Your name


Founded: 13th century
Category: Castles and fortifications in Spain


4.2/5 (based on Google user reviews)

User Reviews

jose carlos garcia sanchez (3 years ago)
Nice but it is necessary guided tour if not, you do not get to know the whole history of said Castle, as it deserves. Exteriors and tower restored but somewhat scarce of ornamental elements. Spectacular location and beautiful views. Very friendly staff and always at our disposal. I advise
Juan Luis Monsalve (3 years ago)
An incredible visit, enlivened by the knowledge of Salvador, about the whole history of the castle and the old spa. Recommended visit, you cannot stop by and not see this place.
Antonio J. Cortina (3 years ago)
Solo se puede visitar fines de semana o con cita pero cuando ellos pueden. Llamamos antes y hoy no se podía visitar.
María José Chacón Magriz (3 years ago)
Me ha encantado. El guía espectacular. Lo recomiendo. Para una mañana llena de historia, de vivencias, vestigios de un pasado glorioso, de un presente muy intenso y de un futuro muy prometedor.
Manuel Ramos (3 years ago)
Es parte publica hay q pedir hora
Powered by Google

Featured Historic Landmarks, Sites & Buildings

Historic Site of the week

Château d'Olhain

The Château d'Olhain is probably the most famous castle of the Artois region. It is located in the middle of a lake which reflects its picturesque towers and curtain walls. It was also a major stronghold for the Artois in medieval times and testimony to the power of the Olhain family, first mentioned from the 12th century.

The existence of the castle was known early in the 13th century, but the present construction is largely the work of Jean de Nielles, who married Marie d’Olhain at the end of the 15th century.

The marriage of Alix Nielles to Jean de Berghes, Grand Veneur de France (master of hounds) to the King, meant the castle passed to this family, who kept it for more than 450 years.
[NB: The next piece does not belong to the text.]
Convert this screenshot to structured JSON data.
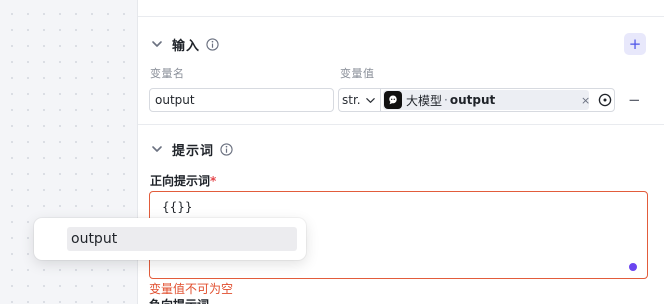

Once confiscated by Charles Quint, it suffered during the wars that ravaged the Artois. Besieged in 1641 by the French, it was partly demolished by the Spaniards in 1654, and finally blown-up and taken by the Dutch in 1710. Restored in 1830, it was abandoned after 1870, and sold by the last Prince of Berghes in 1900. There is also evidence that one of the castles occupants was related to Charles de Batz-Castelmore d'Artagnan, the person Alexandre Dumas based his Three Musketeers charictor d'Artagnan on.

During the World War I and World War II, the castle was requisitioned first by French troops, then Canadian and British soldiers. The current owner has restored the castle to its former glory.